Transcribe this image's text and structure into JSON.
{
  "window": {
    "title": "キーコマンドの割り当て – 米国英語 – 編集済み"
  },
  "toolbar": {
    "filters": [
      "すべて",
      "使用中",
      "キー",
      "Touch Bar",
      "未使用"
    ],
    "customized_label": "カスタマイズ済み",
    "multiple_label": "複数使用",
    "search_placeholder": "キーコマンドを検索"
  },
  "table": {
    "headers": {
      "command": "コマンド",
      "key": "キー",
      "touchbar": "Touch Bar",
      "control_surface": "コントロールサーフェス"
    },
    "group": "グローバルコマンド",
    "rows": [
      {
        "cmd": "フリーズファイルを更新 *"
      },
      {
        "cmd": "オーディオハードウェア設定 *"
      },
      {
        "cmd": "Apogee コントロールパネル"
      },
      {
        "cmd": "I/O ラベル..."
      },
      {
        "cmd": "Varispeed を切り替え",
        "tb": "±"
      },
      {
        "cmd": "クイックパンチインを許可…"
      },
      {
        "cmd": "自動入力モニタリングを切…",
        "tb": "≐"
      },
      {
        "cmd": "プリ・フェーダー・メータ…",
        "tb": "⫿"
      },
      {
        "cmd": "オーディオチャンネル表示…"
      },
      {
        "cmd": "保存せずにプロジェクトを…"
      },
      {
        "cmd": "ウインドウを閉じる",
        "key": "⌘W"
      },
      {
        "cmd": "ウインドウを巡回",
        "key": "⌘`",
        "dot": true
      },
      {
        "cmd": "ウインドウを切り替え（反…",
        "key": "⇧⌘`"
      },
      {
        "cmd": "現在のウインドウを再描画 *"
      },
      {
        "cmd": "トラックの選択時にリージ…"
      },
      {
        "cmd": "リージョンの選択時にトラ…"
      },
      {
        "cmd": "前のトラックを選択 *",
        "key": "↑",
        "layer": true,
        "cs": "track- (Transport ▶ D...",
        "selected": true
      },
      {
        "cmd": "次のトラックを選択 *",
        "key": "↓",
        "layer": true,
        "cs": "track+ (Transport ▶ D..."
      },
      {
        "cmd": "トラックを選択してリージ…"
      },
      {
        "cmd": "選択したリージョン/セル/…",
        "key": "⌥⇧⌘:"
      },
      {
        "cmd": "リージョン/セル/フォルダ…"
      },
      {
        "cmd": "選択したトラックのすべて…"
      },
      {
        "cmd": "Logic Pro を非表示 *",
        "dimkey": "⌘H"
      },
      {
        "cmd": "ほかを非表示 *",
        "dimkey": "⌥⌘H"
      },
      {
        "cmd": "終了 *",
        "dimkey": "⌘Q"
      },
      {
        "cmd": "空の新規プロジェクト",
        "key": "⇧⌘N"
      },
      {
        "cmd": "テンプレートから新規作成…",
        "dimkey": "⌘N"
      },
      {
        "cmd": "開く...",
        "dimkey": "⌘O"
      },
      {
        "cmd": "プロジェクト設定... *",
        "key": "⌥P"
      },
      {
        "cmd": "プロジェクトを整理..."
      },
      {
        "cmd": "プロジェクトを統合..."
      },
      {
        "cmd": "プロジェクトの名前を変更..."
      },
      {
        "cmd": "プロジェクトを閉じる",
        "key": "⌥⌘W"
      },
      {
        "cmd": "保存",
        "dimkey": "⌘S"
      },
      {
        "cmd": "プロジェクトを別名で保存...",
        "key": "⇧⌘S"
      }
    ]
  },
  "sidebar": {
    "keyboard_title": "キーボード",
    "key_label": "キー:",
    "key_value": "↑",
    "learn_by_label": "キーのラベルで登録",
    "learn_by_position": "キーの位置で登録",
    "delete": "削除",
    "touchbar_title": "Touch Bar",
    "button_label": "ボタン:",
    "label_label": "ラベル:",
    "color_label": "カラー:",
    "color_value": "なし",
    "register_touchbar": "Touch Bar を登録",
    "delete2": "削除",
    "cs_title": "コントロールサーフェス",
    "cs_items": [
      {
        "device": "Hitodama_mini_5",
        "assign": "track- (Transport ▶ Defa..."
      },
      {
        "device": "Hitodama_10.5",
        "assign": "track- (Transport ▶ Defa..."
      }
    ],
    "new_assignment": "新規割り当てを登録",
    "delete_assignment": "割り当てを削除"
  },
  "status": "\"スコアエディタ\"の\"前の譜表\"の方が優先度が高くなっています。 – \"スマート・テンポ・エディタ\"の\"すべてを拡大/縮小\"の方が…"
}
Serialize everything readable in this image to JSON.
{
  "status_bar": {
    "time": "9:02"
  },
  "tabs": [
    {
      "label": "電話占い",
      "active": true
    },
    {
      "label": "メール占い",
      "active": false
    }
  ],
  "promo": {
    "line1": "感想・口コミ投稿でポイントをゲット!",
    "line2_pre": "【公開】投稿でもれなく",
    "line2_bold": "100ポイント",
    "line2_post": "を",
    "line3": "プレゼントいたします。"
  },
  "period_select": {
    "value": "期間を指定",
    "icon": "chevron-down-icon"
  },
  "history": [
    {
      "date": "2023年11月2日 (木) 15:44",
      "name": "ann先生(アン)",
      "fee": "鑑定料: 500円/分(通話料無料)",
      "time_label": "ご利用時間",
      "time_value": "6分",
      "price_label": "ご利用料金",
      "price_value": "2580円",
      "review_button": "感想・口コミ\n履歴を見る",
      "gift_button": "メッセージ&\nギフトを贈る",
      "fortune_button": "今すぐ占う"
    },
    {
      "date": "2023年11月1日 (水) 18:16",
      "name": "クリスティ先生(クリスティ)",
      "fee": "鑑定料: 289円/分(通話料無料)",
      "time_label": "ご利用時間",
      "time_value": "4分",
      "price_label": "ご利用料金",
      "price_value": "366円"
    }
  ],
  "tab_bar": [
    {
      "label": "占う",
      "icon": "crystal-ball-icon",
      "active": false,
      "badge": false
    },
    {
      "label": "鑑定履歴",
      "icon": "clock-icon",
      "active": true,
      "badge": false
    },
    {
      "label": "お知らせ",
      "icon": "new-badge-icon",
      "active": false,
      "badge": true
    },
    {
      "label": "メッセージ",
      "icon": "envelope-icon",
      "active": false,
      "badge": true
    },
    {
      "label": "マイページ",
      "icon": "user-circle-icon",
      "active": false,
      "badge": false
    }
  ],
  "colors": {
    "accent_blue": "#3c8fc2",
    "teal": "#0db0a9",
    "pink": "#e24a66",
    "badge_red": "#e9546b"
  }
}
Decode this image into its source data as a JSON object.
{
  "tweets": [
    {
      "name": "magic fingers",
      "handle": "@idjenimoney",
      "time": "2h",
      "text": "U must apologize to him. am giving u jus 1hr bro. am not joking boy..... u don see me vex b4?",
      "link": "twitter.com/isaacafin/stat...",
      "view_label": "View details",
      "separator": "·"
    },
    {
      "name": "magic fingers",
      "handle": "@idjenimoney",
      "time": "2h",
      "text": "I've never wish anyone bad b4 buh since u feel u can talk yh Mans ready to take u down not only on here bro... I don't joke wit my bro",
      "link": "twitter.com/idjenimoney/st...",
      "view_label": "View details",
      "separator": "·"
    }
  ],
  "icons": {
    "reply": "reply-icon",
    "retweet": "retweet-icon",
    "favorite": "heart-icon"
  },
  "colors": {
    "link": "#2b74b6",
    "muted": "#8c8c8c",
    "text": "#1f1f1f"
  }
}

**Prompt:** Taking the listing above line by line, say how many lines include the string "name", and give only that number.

**Task result:** 4